The location of one of London’s most magnificent stately homes, one-and-a-half miles west of Brentford
Osterley’s existence was first noted in 1274 and the name derives from Old English words meaning ‘sheepfold clearing’. Sir Thomas Gresham, commercial agent and financial adviser to Elizabeth I, bought the manor of Osterley in 1562 and replaced the existing farmhouse with “a faire and stateley brick house.”
The banker Sir Francis Child acquired the house in 1713 and around 1760 his grandson commissioned Robert Adam (and probably others) to remodel the exterior and create lavishly furnished and decorated new rooms inside, while the grounds were landscaped and endowed with a chain of lakes. By the beginning of the 19th century Osterley Park House had ceased to be the Child family’s main place of residence.
The neighbouring localities, formerly known as Thornbury Common and Scrattage, were occupied by farms, cottages and brickyards when Osterley and Spring Grove station opened on Thornbury Road in 1883. The common lay between Osterley Park and Spring Grove, while Scrattage was to its west.

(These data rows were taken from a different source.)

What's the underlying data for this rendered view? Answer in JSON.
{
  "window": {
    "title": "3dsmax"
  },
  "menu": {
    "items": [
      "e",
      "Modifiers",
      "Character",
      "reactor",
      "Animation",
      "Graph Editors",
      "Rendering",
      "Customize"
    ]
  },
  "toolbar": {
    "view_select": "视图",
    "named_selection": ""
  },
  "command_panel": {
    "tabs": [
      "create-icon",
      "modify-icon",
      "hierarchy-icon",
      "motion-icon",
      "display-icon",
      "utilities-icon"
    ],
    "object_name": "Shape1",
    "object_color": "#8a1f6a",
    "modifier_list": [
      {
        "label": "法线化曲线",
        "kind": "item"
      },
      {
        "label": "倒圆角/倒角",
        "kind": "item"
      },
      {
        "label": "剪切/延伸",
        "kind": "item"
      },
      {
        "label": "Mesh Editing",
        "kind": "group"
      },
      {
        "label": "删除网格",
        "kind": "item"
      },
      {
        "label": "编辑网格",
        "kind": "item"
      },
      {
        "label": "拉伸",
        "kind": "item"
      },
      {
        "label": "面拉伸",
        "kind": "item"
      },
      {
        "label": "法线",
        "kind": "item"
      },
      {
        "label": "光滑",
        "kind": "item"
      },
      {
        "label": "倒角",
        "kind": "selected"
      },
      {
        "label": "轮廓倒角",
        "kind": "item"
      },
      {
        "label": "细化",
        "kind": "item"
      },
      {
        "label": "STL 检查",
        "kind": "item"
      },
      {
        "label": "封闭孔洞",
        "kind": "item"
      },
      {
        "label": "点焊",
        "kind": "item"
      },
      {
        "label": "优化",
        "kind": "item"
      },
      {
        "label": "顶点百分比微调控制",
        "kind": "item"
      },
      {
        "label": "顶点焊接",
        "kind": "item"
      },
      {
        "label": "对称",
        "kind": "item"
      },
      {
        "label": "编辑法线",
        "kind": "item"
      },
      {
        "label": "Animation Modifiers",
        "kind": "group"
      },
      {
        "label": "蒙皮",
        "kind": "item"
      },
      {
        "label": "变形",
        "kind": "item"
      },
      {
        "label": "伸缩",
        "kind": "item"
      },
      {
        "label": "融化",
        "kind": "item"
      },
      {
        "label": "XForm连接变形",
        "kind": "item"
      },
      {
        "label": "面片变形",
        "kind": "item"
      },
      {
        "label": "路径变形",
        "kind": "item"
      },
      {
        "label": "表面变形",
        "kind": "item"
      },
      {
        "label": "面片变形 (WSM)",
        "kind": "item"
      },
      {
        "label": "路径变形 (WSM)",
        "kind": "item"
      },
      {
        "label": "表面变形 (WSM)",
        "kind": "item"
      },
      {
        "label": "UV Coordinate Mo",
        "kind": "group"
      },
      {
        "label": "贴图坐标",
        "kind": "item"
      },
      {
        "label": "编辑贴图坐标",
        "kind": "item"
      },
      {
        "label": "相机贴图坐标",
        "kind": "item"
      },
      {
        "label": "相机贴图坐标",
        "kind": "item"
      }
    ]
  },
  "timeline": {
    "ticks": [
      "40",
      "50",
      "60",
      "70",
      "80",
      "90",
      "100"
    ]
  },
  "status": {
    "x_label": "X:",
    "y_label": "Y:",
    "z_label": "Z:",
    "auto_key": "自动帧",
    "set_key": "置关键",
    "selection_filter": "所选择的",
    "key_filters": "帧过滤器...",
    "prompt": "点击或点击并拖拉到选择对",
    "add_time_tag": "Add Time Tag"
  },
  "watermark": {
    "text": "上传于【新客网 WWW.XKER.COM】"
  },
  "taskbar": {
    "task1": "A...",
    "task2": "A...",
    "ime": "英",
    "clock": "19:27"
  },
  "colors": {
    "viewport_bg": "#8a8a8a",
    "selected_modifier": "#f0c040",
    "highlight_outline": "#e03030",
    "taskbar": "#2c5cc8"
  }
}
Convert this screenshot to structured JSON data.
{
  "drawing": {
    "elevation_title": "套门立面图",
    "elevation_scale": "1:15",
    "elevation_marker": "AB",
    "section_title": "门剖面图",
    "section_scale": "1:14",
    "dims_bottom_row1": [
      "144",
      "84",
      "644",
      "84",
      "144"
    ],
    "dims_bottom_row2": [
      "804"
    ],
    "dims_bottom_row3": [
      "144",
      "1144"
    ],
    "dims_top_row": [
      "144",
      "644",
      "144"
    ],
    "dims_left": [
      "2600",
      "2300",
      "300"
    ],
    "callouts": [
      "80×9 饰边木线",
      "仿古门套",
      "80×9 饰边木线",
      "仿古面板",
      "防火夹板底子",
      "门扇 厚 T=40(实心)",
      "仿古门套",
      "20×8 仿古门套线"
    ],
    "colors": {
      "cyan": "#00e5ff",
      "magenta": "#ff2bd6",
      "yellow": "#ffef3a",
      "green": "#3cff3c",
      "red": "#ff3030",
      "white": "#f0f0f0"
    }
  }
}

Little change took place until the construction of the Great West Road, when suburban development began with luxury semi-detached houses on Wood Lane. Each had its own quarter-acre plot and was priced at a steep £2,500. The present Osterley station – a classic Charles Holden design shown in the photograph on the right* – opened in 1934. The old station building is now a bookshop.
In 1939 George Child Villiers, 9th Earl of Jersey, opened Osterley Park House to the public and ten years later he gave it to the National Trust. Today the house is presented as it would have looked in the 1780s and is open to the public from Wednesday to Sunday in spring, summer and autumn and on most weekends in winter. Rooms can be hired for wedding and civil partnership ceremonies and receptions.
Osterley Park – now split in two by the M4 motorway – has woods, farms and sporting facilities. A six-year National Trust project has recently restored the house’s pleasure grounds to their 18th century grandeur, with herbaceous borders, roses and ornamental vegetables beds – and the original Robert Adam summer house is full of lemon trees and highly scented shrubs.
Osterley Park has been a popular location for filming country house dramas, including the 1999 version of Mansfield Park.